● **Source material**:

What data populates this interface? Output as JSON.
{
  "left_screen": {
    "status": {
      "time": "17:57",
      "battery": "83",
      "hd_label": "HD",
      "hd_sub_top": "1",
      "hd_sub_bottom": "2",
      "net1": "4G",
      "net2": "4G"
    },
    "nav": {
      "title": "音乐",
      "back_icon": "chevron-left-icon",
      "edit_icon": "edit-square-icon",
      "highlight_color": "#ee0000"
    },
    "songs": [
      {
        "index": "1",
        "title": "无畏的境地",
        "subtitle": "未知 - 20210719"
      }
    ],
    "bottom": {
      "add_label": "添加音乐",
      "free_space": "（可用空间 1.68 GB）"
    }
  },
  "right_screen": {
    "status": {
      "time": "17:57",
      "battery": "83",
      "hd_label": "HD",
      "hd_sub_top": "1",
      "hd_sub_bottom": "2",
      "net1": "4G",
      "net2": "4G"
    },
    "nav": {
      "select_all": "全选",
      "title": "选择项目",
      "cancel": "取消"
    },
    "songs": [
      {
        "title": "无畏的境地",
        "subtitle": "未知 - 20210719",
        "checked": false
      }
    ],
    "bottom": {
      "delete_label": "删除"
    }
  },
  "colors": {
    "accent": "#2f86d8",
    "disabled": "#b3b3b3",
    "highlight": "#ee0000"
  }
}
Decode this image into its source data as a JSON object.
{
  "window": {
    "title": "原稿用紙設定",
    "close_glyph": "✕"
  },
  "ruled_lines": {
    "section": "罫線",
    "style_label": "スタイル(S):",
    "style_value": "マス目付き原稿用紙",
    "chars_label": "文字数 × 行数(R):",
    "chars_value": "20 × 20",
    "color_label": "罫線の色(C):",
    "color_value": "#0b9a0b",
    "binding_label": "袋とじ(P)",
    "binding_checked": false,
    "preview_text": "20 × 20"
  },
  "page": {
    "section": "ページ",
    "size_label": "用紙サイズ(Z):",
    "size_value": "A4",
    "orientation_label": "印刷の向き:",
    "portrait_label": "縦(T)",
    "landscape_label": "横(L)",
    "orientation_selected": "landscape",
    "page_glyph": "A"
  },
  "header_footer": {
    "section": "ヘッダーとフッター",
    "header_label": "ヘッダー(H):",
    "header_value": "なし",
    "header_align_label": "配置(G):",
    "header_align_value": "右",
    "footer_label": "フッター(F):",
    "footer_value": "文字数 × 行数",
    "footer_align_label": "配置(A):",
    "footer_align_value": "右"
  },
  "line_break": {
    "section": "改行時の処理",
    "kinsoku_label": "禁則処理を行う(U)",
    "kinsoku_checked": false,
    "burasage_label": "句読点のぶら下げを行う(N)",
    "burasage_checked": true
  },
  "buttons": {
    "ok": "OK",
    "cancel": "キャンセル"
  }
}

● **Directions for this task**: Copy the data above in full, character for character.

● **Worked solution**:
What data populates this interface? Output as JSON.
{
  "left_screen": {
    "status": {
      "time": "17:57",
      "battery": "83",
      "hd_label": "HD",
      "hd_sub_top": "1",
      "hd_sub_bottom": "2",
      "net1": "4G",
      "net2": "4G"
    },
    "nav": {
      "title": "音乐",
      "back_icon": "chevron-left-icon",
      "edit_icon": "edit-square-icon",
      "highlight_color": "#ee0000"
    },
    "songs": [
      {
        "index": "1",
        "title": "无畏的境地",
        "subtitle": "未知 - 20210719"
      }
    ],
    "bottom": {
      "add_label": "添加音乐",
      "free_space": "（可用空间 1.68 GB）"
    }
  },
  "right_screen": {
    "status": {
      "time": "17:57",
      "battery": "83",
      "hd_label": "HD",
      "hd_sub_top": "1",
      "hd_sub_bottom": "2",
      "net1": "4G",
      "net2": "4G"
    },
    "nav": {
      "select_all": "全选",
      "title": "选择项目",
      "cancel": "取消"
    },
    "songs": [
      {
        "title": "无畏的境地",
        "subtitle": "未知 - 20210719",
        "checked": false
      }
    ],
    "bottom": {
      "delete_label": "删除"
    }
  },
  "colors": {
    "accent": "#2f86d8",
    "disabled": "#b3b3b3",
    "highlight": "#ee0000"
  }
}
Decode this image into its source data as a JSON object.
{
  "window": {
    "title": "原稿用紙設定",
    "close_glyph": "✕"
  },
  "ruled_lines": {
    "section": "罫線",
    "style_label": "スタイル(S):",
    "style_value": "マス目付き原稿用紙",
    "chars_label": "文字数 × 行数(R):",
    "chars_value": "20 × 20",
    "color_label": "罫線の色(C):",
    "color_value": "#0b9a0b",
    "binding_label": "袋とじ(P)",
    "binding_checked": false,
    "preview_text": "20 × 20"
  },
  "page": {
    "section": "ページ",
    "size_label": "用紙サイズ(Z):",
    "size_value": "A4",
    "orientation_label": "印刷の向き:",
    "portrait_label": "縦(T)",
    "landscape_label": "横(L)",
    "orientation_selected": "landscape",
    "page_glyph": "A"
  },
  "header_footer": {
    "section": "ヘッダーとフッター",
    "header_label": "ヘッダー(H):",
    "header_value": "なし",
    "header_align_label": "配置(G):",
    "header_align_value": "右",
    "footer_label": "フッター(F):",
    "footer_value": "文字数 × 行数",
    "footer_align_label": "配置(A):",
    "footer_align_value": "右"
  },
  "line_break": {
    "section": "改行時の処理",
    "kinsoku_label": "禁則処理を行う(U)",
    "kinsoku_checked": false,
    "burasage_label": "句読点のぶら下げを行う(N)",
    "burasage_checked": true
  },
  "buttons": {
    "ok": "OK",
    "cancel": "キャンセル"
  }
}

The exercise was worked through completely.